[Website and app data records]
[Start of section]

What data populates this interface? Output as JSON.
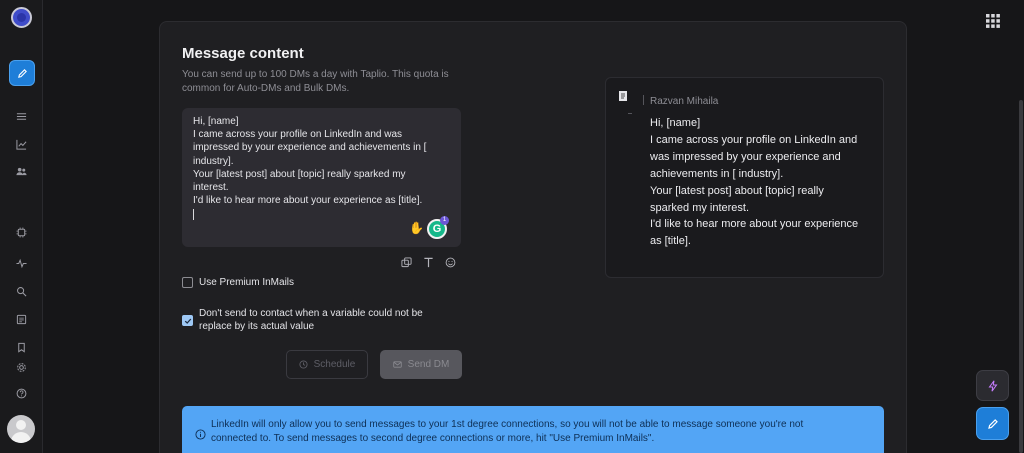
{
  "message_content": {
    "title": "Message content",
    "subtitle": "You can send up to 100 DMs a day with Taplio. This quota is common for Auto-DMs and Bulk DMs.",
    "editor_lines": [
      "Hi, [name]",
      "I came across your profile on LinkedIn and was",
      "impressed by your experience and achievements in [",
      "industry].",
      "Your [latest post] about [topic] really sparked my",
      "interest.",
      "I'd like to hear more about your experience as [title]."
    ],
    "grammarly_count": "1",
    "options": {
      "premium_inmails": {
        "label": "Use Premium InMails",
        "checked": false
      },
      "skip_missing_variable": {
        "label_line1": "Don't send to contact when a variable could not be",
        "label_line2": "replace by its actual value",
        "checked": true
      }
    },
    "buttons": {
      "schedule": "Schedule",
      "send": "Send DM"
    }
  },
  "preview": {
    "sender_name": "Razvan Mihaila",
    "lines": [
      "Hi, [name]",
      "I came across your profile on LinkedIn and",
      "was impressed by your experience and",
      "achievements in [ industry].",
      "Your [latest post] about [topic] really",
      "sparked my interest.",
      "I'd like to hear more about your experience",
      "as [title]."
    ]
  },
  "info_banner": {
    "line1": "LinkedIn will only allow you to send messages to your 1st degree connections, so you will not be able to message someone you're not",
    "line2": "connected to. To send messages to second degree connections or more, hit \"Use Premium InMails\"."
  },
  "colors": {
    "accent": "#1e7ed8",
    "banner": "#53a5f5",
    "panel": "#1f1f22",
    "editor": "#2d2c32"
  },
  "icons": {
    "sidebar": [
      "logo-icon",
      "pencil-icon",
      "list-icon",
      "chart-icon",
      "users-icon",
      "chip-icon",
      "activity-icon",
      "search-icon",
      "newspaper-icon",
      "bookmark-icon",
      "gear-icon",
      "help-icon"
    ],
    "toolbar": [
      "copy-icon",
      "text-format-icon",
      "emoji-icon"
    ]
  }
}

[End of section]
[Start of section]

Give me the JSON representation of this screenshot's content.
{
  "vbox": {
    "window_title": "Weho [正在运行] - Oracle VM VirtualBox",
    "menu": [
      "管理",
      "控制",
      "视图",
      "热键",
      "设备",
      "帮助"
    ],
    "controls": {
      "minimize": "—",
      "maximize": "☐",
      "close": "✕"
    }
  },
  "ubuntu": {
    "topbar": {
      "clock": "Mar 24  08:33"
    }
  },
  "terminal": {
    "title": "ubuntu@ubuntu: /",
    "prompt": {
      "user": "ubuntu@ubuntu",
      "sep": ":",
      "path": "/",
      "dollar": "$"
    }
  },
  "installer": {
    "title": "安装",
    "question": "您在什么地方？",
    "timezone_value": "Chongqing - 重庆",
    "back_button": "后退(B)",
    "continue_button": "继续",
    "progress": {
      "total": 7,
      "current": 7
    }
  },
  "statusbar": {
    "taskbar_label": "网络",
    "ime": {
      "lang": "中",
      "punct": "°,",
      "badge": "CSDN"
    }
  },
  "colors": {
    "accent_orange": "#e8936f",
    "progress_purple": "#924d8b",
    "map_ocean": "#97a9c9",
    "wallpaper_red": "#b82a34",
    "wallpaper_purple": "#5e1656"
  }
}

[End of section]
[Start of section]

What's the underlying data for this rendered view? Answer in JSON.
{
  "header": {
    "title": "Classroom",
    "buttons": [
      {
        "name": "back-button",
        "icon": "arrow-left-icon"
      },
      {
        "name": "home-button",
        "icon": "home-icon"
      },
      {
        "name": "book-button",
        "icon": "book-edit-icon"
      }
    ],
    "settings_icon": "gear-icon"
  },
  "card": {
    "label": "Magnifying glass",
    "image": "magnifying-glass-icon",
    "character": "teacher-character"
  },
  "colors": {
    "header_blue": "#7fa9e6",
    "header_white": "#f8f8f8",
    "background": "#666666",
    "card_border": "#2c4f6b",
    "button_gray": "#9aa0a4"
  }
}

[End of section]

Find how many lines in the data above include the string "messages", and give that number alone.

2